(YOUR ASSIGNMENT):
The records follow. Filter them to the lines that hold "buffer".

(INPUT DATA):
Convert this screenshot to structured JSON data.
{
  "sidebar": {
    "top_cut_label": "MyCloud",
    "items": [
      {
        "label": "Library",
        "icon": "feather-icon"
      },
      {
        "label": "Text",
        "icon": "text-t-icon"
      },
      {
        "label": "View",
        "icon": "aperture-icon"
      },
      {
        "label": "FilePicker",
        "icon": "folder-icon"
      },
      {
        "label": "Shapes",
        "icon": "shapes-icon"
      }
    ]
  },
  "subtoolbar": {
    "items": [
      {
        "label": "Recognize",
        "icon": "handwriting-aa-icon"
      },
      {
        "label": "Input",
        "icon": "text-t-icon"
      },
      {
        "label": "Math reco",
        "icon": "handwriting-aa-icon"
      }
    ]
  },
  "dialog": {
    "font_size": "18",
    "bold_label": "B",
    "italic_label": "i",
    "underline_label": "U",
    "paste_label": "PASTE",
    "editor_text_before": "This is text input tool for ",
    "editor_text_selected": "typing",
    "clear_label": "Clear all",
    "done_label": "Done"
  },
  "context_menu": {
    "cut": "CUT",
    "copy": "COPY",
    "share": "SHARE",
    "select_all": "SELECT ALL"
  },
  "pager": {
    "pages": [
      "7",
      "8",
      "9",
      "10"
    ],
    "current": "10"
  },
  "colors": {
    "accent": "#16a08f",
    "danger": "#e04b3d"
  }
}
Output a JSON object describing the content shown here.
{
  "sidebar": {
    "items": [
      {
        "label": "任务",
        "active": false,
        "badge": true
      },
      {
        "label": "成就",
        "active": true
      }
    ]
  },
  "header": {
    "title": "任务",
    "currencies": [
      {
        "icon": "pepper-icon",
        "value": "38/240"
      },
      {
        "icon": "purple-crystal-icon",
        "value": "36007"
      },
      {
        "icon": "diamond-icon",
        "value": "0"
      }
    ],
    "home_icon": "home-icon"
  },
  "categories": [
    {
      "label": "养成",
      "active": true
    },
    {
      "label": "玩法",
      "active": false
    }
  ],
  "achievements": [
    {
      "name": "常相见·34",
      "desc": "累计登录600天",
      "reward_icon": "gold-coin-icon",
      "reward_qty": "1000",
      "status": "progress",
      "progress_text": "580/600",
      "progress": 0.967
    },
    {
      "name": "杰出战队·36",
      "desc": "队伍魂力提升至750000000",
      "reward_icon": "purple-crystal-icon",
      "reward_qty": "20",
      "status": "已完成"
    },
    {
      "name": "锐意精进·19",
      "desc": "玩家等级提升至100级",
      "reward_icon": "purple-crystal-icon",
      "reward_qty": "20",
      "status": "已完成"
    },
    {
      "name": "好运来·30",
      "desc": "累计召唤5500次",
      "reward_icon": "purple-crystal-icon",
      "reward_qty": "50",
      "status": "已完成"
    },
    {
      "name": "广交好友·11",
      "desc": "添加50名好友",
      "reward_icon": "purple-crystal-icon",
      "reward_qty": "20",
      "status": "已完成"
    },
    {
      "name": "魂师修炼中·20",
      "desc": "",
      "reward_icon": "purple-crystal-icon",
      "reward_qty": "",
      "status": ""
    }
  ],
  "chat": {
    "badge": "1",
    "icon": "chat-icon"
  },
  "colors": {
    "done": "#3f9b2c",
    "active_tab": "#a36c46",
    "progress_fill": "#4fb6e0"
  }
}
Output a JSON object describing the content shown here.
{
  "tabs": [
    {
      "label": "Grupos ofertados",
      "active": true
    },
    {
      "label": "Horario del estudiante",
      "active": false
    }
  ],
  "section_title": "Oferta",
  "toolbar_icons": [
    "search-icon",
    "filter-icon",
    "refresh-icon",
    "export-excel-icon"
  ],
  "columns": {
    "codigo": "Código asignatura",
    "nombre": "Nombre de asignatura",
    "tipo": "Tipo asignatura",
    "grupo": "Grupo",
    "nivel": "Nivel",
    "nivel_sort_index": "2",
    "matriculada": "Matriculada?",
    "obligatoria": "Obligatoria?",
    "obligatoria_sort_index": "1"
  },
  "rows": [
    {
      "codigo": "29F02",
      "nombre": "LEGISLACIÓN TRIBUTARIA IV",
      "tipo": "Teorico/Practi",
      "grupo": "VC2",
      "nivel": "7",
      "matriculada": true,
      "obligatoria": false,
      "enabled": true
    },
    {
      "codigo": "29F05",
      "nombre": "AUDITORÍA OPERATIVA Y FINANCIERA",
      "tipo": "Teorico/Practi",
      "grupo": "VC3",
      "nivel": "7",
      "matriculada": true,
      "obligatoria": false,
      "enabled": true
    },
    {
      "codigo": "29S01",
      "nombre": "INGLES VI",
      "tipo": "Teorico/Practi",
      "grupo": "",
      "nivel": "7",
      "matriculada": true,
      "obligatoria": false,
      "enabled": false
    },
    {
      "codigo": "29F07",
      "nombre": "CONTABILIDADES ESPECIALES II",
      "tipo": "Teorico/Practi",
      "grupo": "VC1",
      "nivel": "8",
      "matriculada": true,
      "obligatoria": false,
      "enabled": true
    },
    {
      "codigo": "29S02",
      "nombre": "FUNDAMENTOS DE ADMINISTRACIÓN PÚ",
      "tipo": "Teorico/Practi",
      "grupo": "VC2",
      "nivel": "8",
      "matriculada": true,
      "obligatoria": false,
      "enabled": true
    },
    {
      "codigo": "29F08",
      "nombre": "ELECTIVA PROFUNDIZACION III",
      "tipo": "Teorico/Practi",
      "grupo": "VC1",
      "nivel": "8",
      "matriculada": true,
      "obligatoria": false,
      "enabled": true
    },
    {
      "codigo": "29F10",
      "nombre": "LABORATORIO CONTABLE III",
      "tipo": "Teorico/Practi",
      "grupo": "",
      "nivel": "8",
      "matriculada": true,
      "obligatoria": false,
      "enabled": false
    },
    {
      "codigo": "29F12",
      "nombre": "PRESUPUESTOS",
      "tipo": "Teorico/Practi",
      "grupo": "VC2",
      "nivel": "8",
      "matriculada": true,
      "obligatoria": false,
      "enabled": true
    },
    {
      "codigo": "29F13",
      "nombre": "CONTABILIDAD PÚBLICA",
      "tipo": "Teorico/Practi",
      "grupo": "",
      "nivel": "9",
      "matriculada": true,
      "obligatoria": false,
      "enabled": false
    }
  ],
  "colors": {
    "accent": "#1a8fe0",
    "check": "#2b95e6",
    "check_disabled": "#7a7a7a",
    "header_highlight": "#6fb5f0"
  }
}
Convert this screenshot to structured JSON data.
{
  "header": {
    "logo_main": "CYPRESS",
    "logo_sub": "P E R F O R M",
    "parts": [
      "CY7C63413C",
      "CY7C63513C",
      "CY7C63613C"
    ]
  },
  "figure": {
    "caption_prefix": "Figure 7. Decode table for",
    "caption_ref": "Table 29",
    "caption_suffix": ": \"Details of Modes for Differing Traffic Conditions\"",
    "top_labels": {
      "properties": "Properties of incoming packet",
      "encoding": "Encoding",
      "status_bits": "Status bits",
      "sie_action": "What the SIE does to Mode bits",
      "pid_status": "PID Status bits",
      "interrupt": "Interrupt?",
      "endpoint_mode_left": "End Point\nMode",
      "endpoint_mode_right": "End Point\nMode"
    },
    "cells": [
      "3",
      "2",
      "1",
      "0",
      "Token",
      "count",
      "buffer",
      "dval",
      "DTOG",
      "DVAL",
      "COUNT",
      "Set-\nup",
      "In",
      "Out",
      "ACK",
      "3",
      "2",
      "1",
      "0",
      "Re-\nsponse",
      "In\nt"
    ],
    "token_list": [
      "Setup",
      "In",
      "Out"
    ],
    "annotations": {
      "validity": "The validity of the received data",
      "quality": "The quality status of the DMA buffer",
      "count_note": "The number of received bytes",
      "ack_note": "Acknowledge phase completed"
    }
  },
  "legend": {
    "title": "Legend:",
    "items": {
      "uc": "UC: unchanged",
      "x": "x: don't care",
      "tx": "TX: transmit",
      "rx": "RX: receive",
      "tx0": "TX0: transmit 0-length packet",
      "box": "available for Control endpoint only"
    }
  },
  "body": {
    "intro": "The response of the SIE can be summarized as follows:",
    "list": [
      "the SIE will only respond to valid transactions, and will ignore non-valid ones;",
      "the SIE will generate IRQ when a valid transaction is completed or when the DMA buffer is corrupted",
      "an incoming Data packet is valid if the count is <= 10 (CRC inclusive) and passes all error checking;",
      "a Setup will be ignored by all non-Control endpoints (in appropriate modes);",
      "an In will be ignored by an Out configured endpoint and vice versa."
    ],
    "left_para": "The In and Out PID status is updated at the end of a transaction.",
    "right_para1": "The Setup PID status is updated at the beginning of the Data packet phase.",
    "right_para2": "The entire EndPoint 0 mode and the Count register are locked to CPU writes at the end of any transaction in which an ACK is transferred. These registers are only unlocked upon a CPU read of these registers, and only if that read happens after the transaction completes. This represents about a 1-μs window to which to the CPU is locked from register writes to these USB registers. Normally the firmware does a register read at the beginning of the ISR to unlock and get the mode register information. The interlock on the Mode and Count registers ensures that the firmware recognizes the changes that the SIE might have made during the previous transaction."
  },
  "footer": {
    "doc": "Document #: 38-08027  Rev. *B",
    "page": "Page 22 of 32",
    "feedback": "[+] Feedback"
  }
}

(EXERCISE OUTPUT):
      "buffer",
      "quality": "The quality status of the DMA buffer",
      "the SIE will generate IRQ when a valid transaction is completed or when the DMA buffer is corrupted",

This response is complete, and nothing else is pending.